» **PROBLEM TO WORK ON**
Copy each line below containing "Manage".

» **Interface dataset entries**

Start of Block

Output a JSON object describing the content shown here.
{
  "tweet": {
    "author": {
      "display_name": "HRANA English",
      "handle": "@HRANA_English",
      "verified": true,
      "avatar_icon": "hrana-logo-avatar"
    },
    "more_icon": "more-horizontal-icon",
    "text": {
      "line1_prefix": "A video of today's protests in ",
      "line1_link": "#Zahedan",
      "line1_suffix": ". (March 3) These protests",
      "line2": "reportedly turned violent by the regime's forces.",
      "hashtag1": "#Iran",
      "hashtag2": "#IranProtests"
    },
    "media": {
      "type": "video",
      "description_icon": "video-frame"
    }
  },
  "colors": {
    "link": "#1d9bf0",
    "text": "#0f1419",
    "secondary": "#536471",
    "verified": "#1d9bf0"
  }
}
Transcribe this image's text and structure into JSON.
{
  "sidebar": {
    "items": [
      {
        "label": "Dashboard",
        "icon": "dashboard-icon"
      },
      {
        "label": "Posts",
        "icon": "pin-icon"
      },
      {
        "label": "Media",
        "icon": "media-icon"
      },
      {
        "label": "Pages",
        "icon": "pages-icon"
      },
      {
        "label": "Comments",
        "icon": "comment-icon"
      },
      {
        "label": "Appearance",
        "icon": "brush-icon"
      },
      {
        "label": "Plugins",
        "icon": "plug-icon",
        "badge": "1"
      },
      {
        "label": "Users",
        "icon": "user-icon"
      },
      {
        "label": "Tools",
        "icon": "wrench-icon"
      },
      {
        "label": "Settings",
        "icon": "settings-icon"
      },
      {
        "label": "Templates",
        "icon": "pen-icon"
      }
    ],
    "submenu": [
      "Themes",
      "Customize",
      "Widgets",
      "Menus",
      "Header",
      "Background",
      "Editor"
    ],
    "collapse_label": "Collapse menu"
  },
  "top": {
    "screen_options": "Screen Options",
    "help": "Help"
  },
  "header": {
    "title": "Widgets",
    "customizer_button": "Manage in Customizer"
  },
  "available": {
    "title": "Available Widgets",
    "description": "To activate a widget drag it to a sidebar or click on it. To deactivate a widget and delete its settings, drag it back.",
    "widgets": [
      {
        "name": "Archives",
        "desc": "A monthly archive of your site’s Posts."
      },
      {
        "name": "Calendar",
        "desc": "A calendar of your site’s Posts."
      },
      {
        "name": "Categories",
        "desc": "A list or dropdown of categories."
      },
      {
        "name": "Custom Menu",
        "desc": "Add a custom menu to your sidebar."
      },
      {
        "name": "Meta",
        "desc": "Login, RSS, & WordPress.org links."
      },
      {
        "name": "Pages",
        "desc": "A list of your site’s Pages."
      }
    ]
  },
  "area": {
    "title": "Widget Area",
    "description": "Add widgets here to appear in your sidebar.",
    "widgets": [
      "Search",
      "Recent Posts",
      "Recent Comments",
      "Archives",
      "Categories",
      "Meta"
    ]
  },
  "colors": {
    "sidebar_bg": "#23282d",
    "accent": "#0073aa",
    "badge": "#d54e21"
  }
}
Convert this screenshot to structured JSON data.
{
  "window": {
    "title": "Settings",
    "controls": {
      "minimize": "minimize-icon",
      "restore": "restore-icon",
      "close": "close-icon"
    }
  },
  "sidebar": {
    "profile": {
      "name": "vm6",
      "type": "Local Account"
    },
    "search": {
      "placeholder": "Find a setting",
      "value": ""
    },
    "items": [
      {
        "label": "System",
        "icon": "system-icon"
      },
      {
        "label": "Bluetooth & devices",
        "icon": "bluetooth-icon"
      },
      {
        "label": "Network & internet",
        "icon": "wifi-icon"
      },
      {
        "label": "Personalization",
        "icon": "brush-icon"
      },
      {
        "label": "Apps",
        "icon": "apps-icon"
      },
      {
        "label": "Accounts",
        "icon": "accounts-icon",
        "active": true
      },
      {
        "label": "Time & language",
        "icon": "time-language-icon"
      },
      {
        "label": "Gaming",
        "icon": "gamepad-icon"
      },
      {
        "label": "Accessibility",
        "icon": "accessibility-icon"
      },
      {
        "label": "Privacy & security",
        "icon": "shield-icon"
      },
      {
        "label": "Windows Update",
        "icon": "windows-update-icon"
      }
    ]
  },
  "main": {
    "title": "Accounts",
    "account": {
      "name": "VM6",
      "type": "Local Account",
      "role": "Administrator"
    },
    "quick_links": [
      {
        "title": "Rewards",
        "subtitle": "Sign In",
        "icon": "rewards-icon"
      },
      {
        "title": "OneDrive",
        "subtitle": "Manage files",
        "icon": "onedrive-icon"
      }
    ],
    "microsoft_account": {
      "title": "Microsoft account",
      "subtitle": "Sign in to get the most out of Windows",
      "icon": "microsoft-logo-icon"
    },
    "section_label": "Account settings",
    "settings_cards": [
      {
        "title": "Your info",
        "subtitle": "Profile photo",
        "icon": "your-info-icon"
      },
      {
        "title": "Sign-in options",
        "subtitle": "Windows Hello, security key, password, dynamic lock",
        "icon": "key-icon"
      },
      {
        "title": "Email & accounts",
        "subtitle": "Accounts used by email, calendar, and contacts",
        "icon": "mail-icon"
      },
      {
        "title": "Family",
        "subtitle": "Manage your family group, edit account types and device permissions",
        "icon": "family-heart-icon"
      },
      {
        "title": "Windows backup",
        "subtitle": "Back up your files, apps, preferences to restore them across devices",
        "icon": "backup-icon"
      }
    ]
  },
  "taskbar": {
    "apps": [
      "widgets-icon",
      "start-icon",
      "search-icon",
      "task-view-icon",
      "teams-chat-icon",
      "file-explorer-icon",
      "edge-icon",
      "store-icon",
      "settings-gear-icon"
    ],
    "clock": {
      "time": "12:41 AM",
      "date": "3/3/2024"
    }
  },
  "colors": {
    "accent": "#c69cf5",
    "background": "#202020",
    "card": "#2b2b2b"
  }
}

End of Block
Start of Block

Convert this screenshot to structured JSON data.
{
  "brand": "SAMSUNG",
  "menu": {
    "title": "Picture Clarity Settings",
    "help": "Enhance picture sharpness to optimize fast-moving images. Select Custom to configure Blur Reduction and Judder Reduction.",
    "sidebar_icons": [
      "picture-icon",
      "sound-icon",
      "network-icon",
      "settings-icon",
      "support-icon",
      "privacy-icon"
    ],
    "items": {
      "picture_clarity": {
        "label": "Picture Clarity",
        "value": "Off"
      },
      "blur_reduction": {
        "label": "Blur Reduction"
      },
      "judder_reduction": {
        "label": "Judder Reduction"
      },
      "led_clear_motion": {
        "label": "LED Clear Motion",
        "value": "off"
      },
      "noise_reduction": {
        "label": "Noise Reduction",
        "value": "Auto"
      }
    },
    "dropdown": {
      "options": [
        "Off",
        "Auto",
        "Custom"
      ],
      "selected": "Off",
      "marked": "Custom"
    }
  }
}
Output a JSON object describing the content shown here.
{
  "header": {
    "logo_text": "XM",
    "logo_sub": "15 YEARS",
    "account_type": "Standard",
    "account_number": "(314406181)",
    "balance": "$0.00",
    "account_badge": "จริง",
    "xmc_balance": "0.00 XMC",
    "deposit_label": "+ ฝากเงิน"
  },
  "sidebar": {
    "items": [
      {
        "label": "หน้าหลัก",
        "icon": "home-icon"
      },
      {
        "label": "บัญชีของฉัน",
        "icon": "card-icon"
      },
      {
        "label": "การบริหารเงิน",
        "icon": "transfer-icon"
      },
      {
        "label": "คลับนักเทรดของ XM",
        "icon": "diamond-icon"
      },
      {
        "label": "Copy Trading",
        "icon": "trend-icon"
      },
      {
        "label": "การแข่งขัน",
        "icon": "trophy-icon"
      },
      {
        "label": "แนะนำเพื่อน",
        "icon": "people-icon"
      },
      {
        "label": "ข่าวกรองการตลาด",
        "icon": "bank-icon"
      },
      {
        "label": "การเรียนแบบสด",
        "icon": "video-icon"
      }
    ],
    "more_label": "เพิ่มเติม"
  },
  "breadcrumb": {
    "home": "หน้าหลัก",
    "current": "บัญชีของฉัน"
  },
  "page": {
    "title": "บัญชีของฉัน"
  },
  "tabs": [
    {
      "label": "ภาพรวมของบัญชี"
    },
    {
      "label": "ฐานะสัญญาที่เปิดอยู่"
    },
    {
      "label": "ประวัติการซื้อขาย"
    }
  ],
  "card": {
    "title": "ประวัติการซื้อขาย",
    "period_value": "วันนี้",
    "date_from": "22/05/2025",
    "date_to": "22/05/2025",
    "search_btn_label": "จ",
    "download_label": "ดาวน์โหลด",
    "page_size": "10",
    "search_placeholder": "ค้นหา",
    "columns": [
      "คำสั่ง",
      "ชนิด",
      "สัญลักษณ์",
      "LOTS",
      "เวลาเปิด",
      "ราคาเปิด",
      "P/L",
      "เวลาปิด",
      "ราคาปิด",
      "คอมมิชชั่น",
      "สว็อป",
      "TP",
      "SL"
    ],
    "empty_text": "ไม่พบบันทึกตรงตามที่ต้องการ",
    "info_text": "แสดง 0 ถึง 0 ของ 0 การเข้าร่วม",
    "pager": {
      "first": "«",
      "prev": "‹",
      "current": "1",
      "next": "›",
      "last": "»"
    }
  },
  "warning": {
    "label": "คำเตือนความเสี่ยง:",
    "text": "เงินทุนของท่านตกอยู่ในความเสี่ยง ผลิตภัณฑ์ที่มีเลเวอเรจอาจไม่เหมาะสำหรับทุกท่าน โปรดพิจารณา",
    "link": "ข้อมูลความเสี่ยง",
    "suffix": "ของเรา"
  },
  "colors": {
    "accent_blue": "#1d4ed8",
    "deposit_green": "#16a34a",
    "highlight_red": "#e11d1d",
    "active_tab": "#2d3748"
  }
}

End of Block

» **COMPLETED TASK**
    "customizer_button": "Manage in Customizer"
        "subtitle": "Manage files",
        "subtitle": "Manage your family group, edit account types and device permissions",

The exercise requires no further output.